AbstractDrawing on case studies in 12 Norwegian municipalities, this paper investigates how local context matters for developing national climate adaptation policies that are applicable at the municipal level. Moreover, it explicates which factors constitute this context and how these factors vary across the case municipalities. National climate adaptation policy in Norway can currently be characterized as top down, providing standardized requirements and advice to municipalities. However, Norwegian municipalities vary greatly with respect to physical conditions, organizational resources, and societal needs. They are autonomous to a great extent and are almost solely responsible for developing climate policy and planning within their own territories. Therefore, municipalities adapt national policies to their own context, reflecting local physiographic, organizational, and resource challenges, but these local translations are not fully recognized by national and sectoral actors. This paper underscores that the significant variation in contextual factors between municipalities is not sufficiently addressed and understood by national and sectoral governmental authorities. With the identified variation of the contextual factors across the case municipalities, an adaptive comanagement strategy within a multilevel governance system is suggested as a suitable framework to ensure a proactive approach to local adaptation, that is, mutual understanding and better cooperation between the national and local levels.

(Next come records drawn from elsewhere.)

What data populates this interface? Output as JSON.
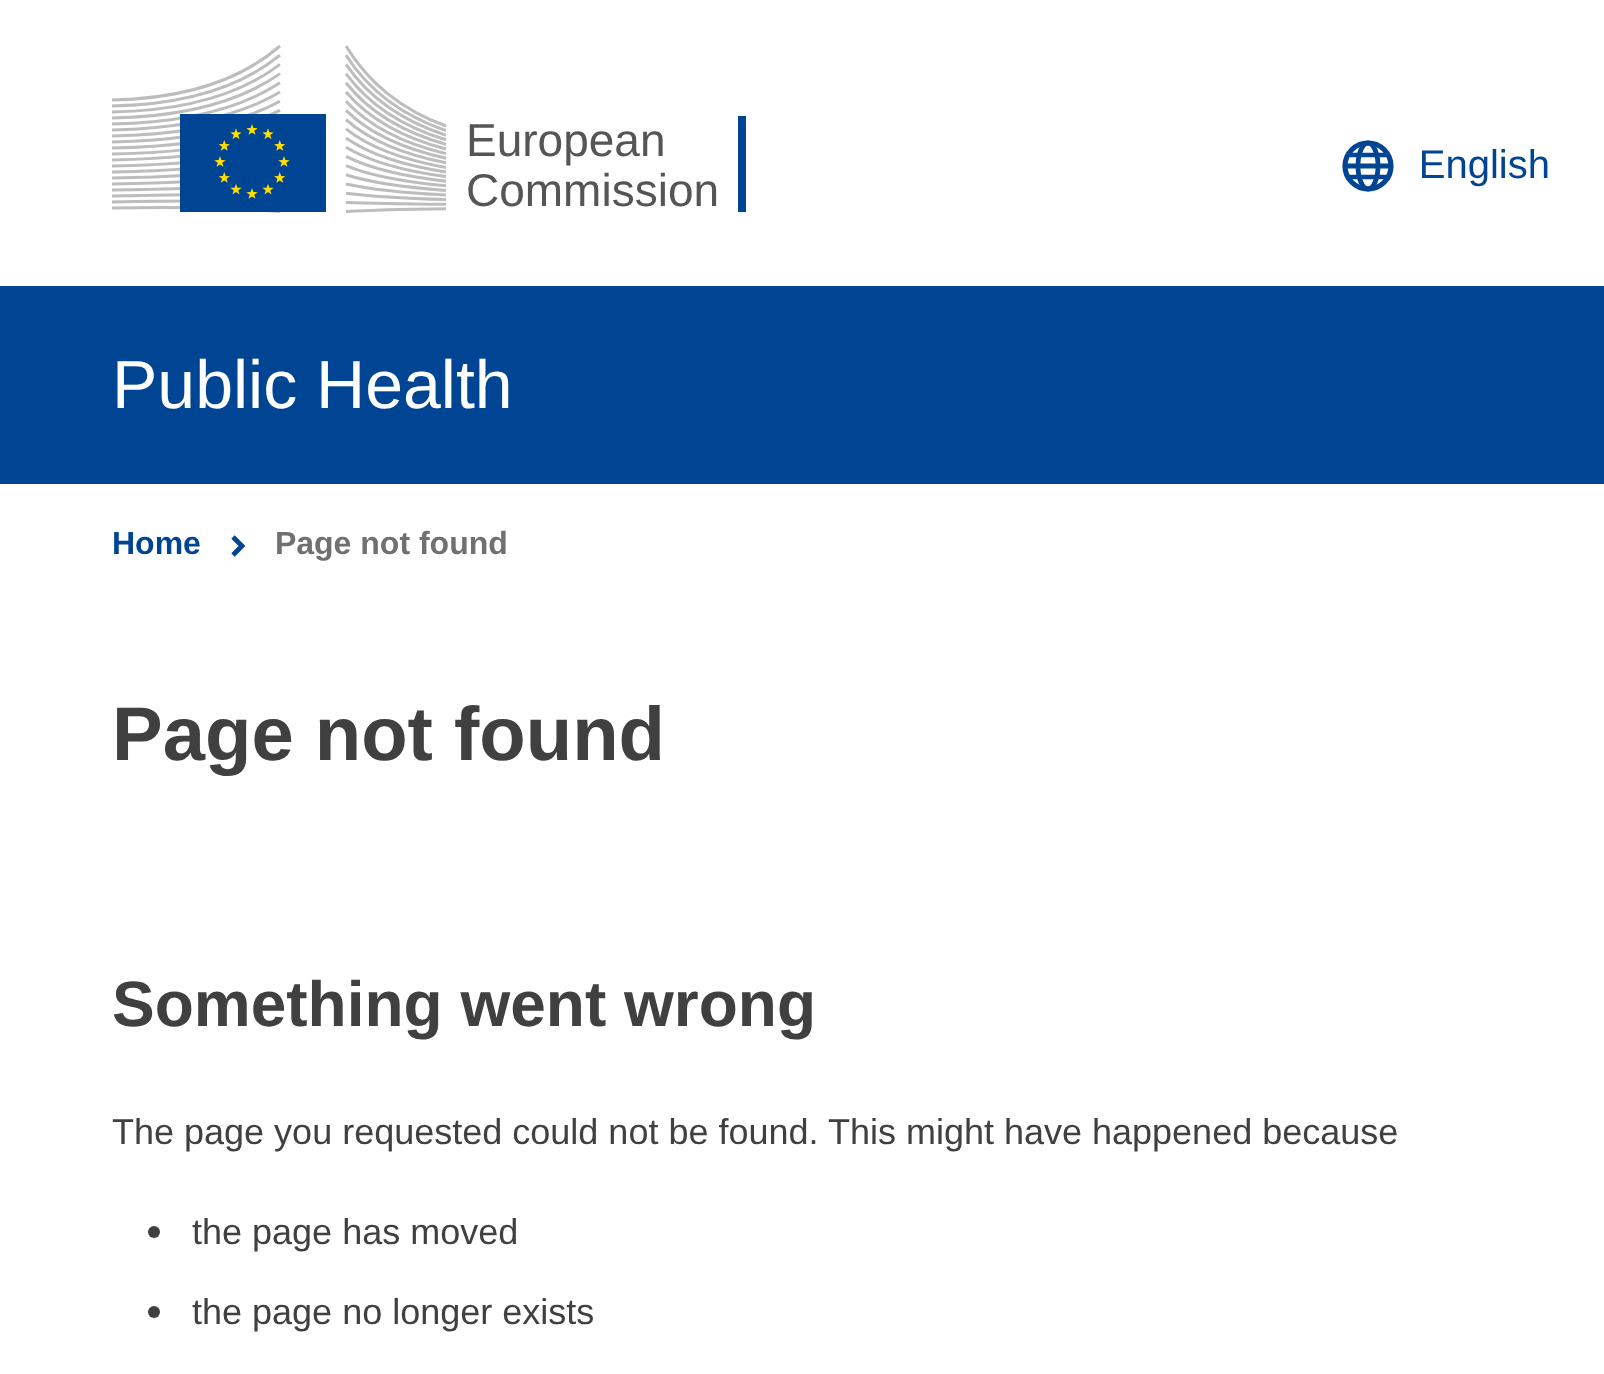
{
  "header": {
    "logo_text": "European Commission",
    "language": "English"
  },
  "banner": {
    "title": "Public Health"
  },
  "breadcrumb": [
    {
      "label": "Home",
      "current": false
    },
    {
      "label": "Page not found",
      "current": true
    }
  ],
  "page_title": "Page not found",
  "content": {
    "heading": "Something went wrong",
    "intro": "The page you requested could not be found. This might have happened because",
    "reasons": [
      "the page has moved",
      "the page no longer exists"
    ]
  }
}
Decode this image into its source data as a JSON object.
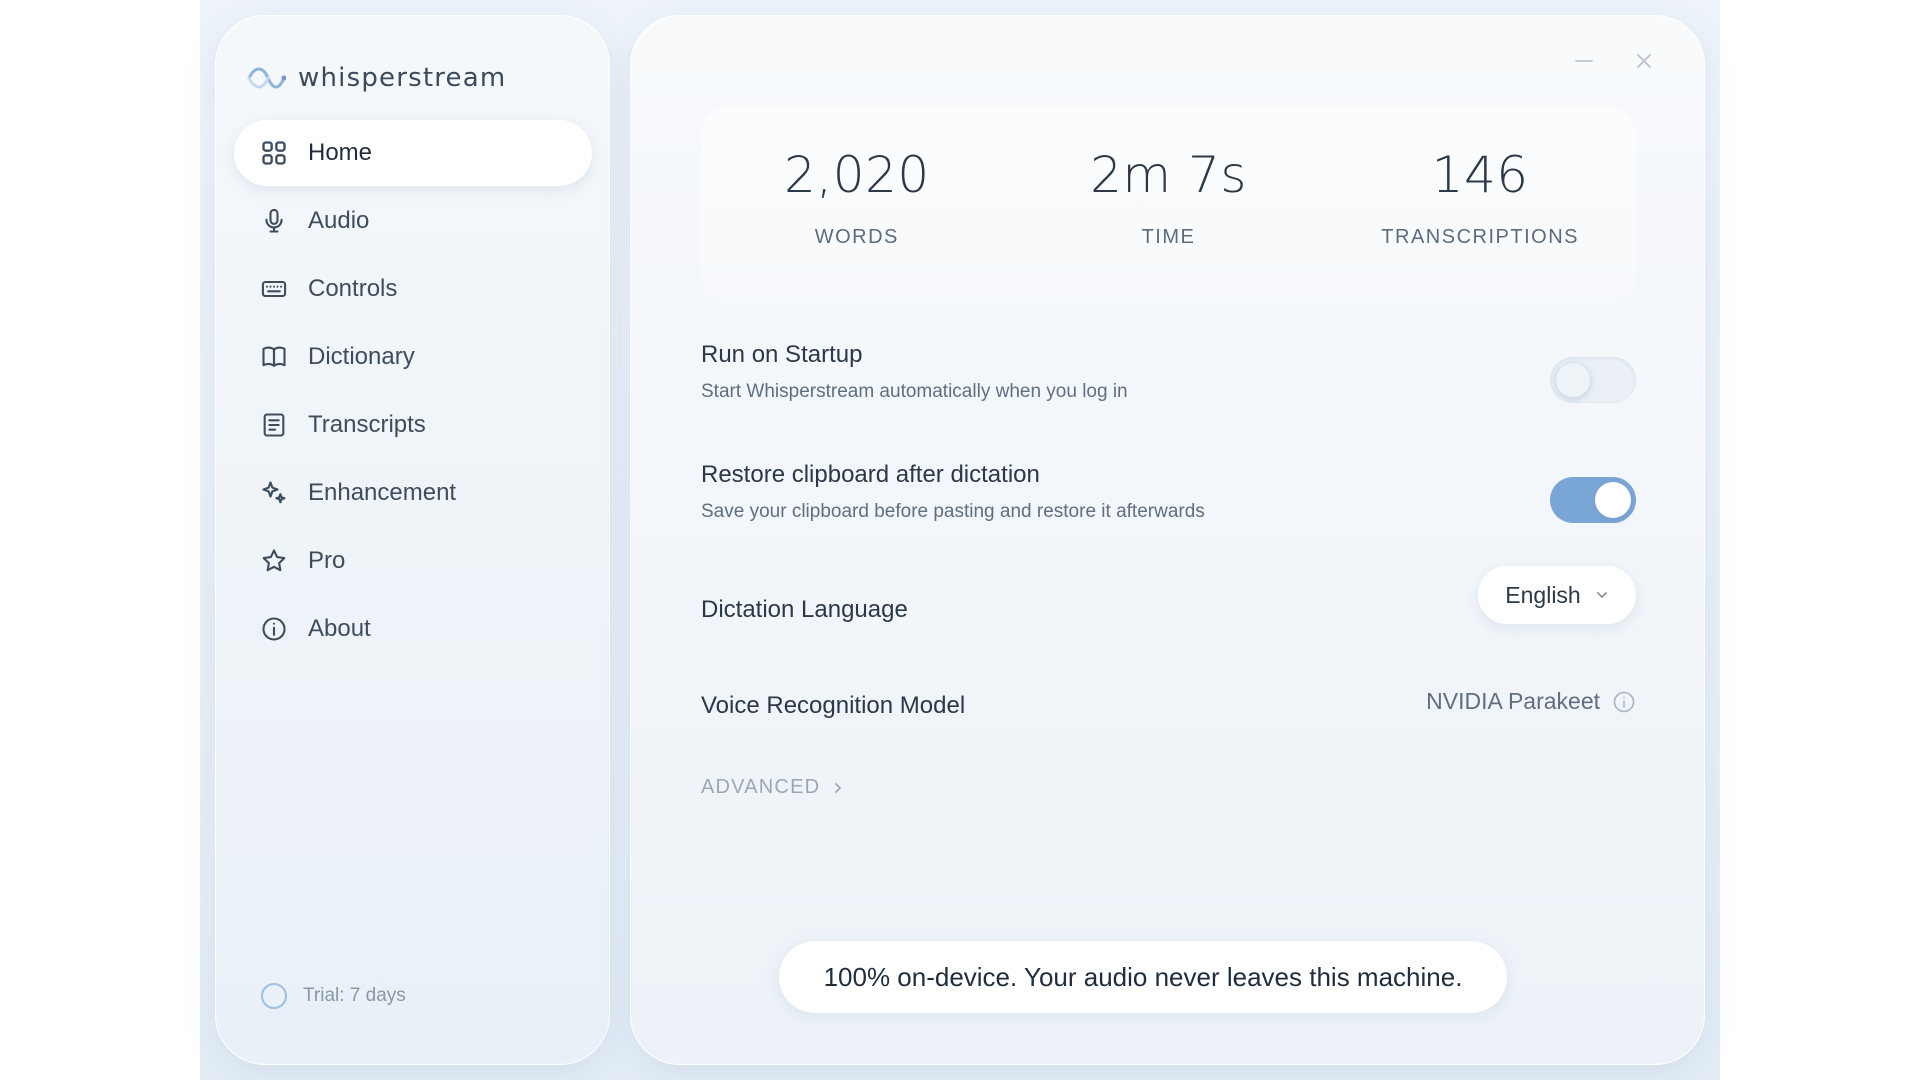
{
  "app": {
    "name": "whisperstream"
  },
  "sidebar": {
    "items": [
      {
        "label": "Home",
        "icon": "grid-icon",
        "active": true
      },
      {
        "label": "Audio",
        "icon": "microphone-icon",
        "active": false
      },
      {
        "label": "Controls",
        "icon": "keyboard-icon",
        "active": false
      },
      {
        "label": "Dictionary",
        "icon": "book-icon",
        "active": false
      },
      {
        "label": "Transcripts",
        "icon": "document-icon",
        "active": false
      },
      {
        "label": "Enhancement",
        "icon": "sparkle-icon",
        "active": false
      },
      {
        "label": "Pro",
        "icon": "star-icon",
        "active": false
      },
      {
        "label": "About",
        "icon": "info-icon",
        "active": false
      }
    ],
    "trial": "Trial: 7 days"
  },
  "stats": [
    {
      "value": "2,020",
      "label": "WORDS"
    },
    {
      "value": "2m 7s",
      "label": "TIME"
    },
    {
      "value": "146",
      "label": "TRANSCRIPTIONS"
    }
  ],
  "settings": {
    "run_on_startup": {
      "title": "Run on Startup",
      "description": "Start Whisperstream automatically when you log in",
      "enabled": false
    },
    "restore_clipboard": {
      "title": "Restore clipboard after dictation",
      "description": "Save your clipboard before pasting and restore it afterwards",
      "enabled": true
    },
    "dictation_language": {
      "title": "Dictation Language",
      "value": "English"
    },
    "voice_model": {
      "title": "Voice Recognition Model",
      "value": "NVIDIA Parakeet"
    },
    "advanced_label": "ADVANCED"
  },
  "banner": "100% on-device. Your audio never leaves this machine.",
  "colors": {
    "accent": "#7aa6d6",
    "background": "#e4edf6",
    "text": "#2a3847"
  }
}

Weather, Climate, and Society – American Meteorological Society
Published: Apr 10, 2017
It’s your single place to instantly
discover and read the research
that matters to you.
Enjoy affordable access to
over 18 million articles from more than
15,000 peer-reviewed journals.
All for just $49/month
Query the DeepDyve database, plus search all of PubMed and Google Scholar seamlessly
Save any article or search result from DeepDyve, PubMed, and Google Scholar... all in one place.
Get unlimited, online access to over 18 million full-text articles from more than 15,000 scientific journals.
Read from thousands of the leading scholarly journals from SpringerNature, Elsevier, Wiley-Blackwell, Oxford University Press and more.
All the latest content is available, no embargo periods.
“Hi guys, I cannot tell you how much I love this resource. Incredible. I really believe you've hit the nail on the head with this site in regards to solving the research-purchase issue.”Daniel C.
“Whoa! It’s like Spotify but for academic articles.”@Phil_Robichaud
“I must say, @deepdyve is a fabulous solution to the independent researcher's problem of #access to #information.”@deepthiw
“My last article couldn't be possible without the platform @deepdyve that makes journal papers cheaper.”@JoseServera